FIGO's current work includes several major projects to help implement policies to advance safe motherhood:
■ Maternal and Newborn Health Initiative | A grant from the Bill and Melinda Gates Foundation enables FIGO to help improve the lives and health of women and newborns in fifteen low- and middle-resource countries with high maternal and newborn mortality and morbidity. Countries in the first phase of the project are Burkina Faso, Cameroon, Ethiopia, Mozambique, Nigeria, Uganda, India and Nepal.
■ Saving Mothers and Newborns Initiative | The project builds and sustains the capacity of the obstetrician/gynaecologist and midwifery societies in Haiti, Kenya, Kosovo, Moldova, Nigeria, Pakistan, Peru, Uganda, Ukraine and Uruguay. The initiative conducts essential projects relevant to the promotion of safe motherhood and the improvement of maternal health, and also addresses maternal and newborn health priorities, especially in urban poor and rural areas.
■ Fistula Initiative | FIGO is piloting a groundbreaking competency-based training manual aimed at medical practitioners in low- and middle-income countries.
■ Prevention of Unsafe Abortion Initiative | Aims to reduce the global maternal mortality rate of 13 per cent related to unsafe abortions, according to the United Nations Population Fund. The initiative has been implemented in
fifty-four countries through FIGO member associations.
■ Adolescent Sexual and Reproductive Health Initiative | FIGO strengthens the capacities of its member societies to support Adolescent Sexual Reproductive Health interventions at the national level for adolescent sexual and reproductive health.

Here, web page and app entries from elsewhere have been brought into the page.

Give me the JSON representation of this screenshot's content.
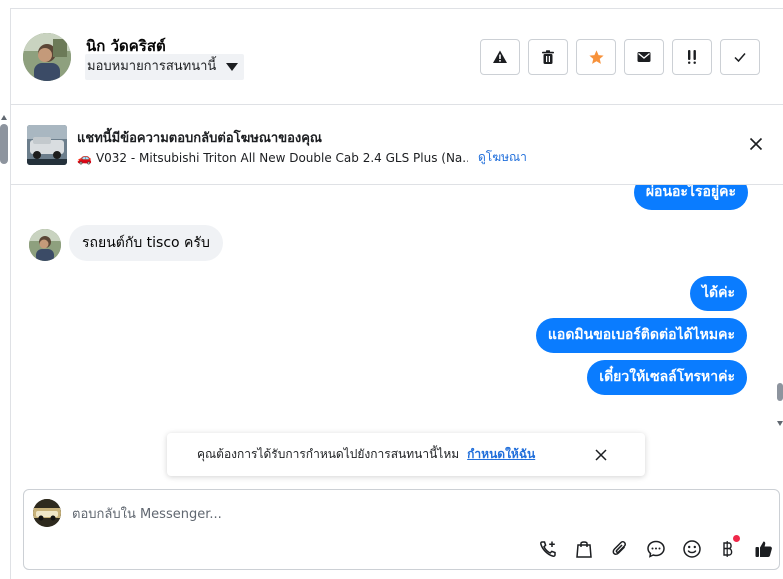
{
  "contact": {
    "name": "นิก วัดคริสต์",
    "assign_label": "มอบหมายการสนทนานี้"
  },
  "header_actions": [
    {
      "icon": "warning-icon"
    },
    {
      "icon": "trash-icon"
    },
    {
      "icon": "star-icon"
    },
    {
      "icon": "envelope-icon"
    },
    {
      "icon": "follow-up-icon"
    },
    {
      "icon": "check-icon"
    }
  ],
  "ad": {
    "title": "แชทนี้มีข้อความตอบกลับต่อโฆษณาของคุณ",
    "vehicle_emoji": "🚗",
    "subtitle": "V032 - Mitsubishi Triton All New Double Cab 2.4 GLS Plus (Na...",
    "link": "ดูโฆษณา"
  },
  "messages": {
    "partial_out": "ผ่อนอะไรอยู่คะ",
    "incoming": "รถยนต์กับ tisco ครับ",
    "outgoing": [
      "ได้ค่ะ",
      "แอดมินขอเบอร์ติดต่อได้ไหมคะ",
      "เดี๋ยวให้เซลล์โทรหาค่ะ"
    ]
  },
  "toast": {
    "text": "คุณต้องการได้รับการกำหนดไปยังการสนทนานี้ไหม",
    "link": "กำหนดให้ฉัน"
  },
  "composer": {
    "placeholder": "ตอบกลับใน Messenger...",
    "tools": [
      "phone-plus-icon",
      "shopping-bag-icon",
      "paperclip-icon",
      "chat-bubble-icon",
      "emoji-icon",
      "baht-icon",
      "thumbs-up-icon"
    ]
  },
  "colors": {
    "accent": "#0a7cff",
    "link": "#216fdb",
    "star": "#f7923b",
    "badge": "#f0284a"
  }
}
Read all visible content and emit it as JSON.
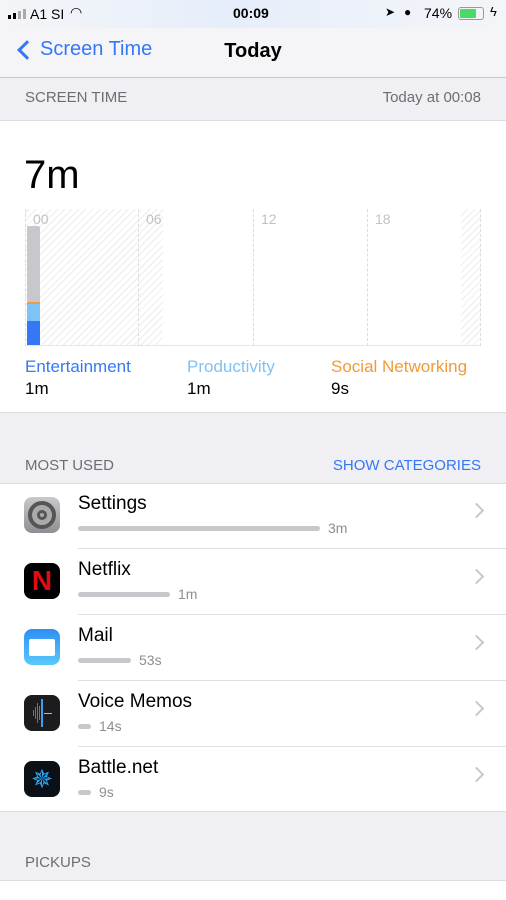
{
  "status_bar": {
    "carrier": "A1 SI",
    "time": "00:09",
    "battery": "74%",
    "battery_level": 0.74,
    "icons": [
      "signal-icon",
      "wifi-icon",
      "location-icon",
      "alarm-icon",
      "battery-icon",
      "charging-icon"
    ]
  },
  "nav": {
    "back_label": "Screen Time",
    "title": "Today"
  },
  "screen_time": {
    "header": "SCREEN TIME",
    "updated": "Today at 00:08",
    "total": "7m",
    "chart": {
      "type": "bar",
      "stacked": true,
      "x_ticks": [
        "00",
        "06",
        "12",
        "18"
      ],
      "unit": "minutes",
      "bars": [
        {
          "hour": 0,
          "segments": [
            {
              "category": "Entertainment",
              "value": 1.4,
              "color": "#3478f6"
            },
            {
              "category": "Productivity",
              "value": 1.0,
              "color": "#7fc2f5"
            },
            {
              "category": "Social Networking",
              "value": 0.15,
              "color": "#f19a37"
            },
            {
              "category": "Other",
              "value": 4.45,
              "color": "#c7c7cc"
            }
          ]
        }
      ],
      "ymax": 8
    },
    "categories": [
      {
        "name": "Entertainment",
        "time": "1m",
        "color": "#3478f6"
      },
      {
        "name": "Productivity",
        "time": "1m",
        "color": "#7fc2f5"
      },
      {
        "name": "Social Networking",
        "time": "9s",
        "color": "#f19a37"
      }
    ]
  },
  "most_used": {
    "header": "MOST USED",
    "action": "SHOW CATEGORIES",
    "apps": [
      {
        "name": "Settings",
        "time": "3m",
        "fraction": 1.0,
        "icon": "settings-icon"
      },
      {
        "name": "Netflix",
        "time": "1m",
        "fraction": 0.38,
        "icon": "netflix-icon"
      },
      {
        "name": "Mail",
        "time": "53s",
        "fraction": 0.22,
        "icon": "mail-icon"
      },
      {
        "name": "Voice Memos",
        "time": "14s",
        "fraction": 0.055,
        "icon": "voice-memos-icon"
      },
      {
        "name": "Battle.net",
        "time": "9s",
        "fraction": 0.05,
        "icon": "battlenet-icon"
      }
    ]
  },
  "pickups": {
    "header": "PICKUPS"
  },
  "colors": {
    "accent": "#3478f6"
  }
}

The robust work of FIGO's committees and working groups on, for example, Safe Motherhood and Newborn Health, Women's Sexual and Reproductive Rights, Fistula, Ethical Aspects of Human Reproduction, and Women's Health and Prevention of Unsafe Abortion helps to keep health practitioners at the cutting edge of developments and to treat women with dignity and respect.
 -- KEEP WORKING WITH THE EVIDENCE With maternal mortality still unacceptably high, global responses must continue to acknowledge the significant percentage of deaths arising from pregnancies of young women, the trend of early marriage, unsafe abortion, and medicalization of female genital mutilation. High child, infant, and neonatal mortality is also related, as is malnutrition in children. There is still a significant unmet need for contraception, which would appear to be the fastest, most cost-effective approach to reducing maternal death, in turn greatly benefiting families, labour forces, and health structures.

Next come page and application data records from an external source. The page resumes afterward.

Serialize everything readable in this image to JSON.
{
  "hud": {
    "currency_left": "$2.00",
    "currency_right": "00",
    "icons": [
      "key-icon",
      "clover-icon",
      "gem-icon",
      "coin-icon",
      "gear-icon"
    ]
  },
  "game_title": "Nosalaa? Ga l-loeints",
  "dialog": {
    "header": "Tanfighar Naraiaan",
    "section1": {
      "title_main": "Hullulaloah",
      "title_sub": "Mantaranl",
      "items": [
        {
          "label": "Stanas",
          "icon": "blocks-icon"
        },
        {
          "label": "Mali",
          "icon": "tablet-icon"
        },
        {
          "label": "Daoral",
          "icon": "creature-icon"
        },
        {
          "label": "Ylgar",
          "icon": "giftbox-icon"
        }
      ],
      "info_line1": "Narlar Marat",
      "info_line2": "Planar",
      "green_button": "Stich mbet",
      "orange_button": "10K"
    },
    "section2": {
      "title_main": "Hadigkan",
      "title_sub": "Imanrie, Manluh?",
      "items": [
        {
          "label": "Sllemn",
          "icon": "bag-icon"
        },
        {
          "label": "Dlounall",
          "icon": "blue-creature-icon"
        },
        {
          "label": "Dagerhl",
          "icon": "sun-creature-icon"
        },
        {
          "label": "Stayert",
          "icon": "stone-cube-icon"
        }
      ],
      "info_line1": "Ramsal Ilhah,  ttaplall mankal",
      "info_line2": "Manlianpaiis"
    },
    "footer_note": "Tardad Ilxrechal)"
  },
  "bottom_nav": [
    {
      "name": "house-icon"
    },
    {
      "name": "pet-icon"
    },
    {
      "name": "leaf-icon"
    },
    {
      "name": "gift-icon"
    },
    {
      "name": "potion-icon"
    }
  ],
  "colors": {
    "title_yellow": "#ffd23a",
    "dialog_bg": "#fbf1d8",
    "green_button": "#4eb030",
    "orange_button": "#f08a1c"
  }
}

Considerably more needs to be done in advancing efficient, safe, and effective policies, and FIGO's essential work continues to improve maternal and newborn health, and reduce mortality and morbidity.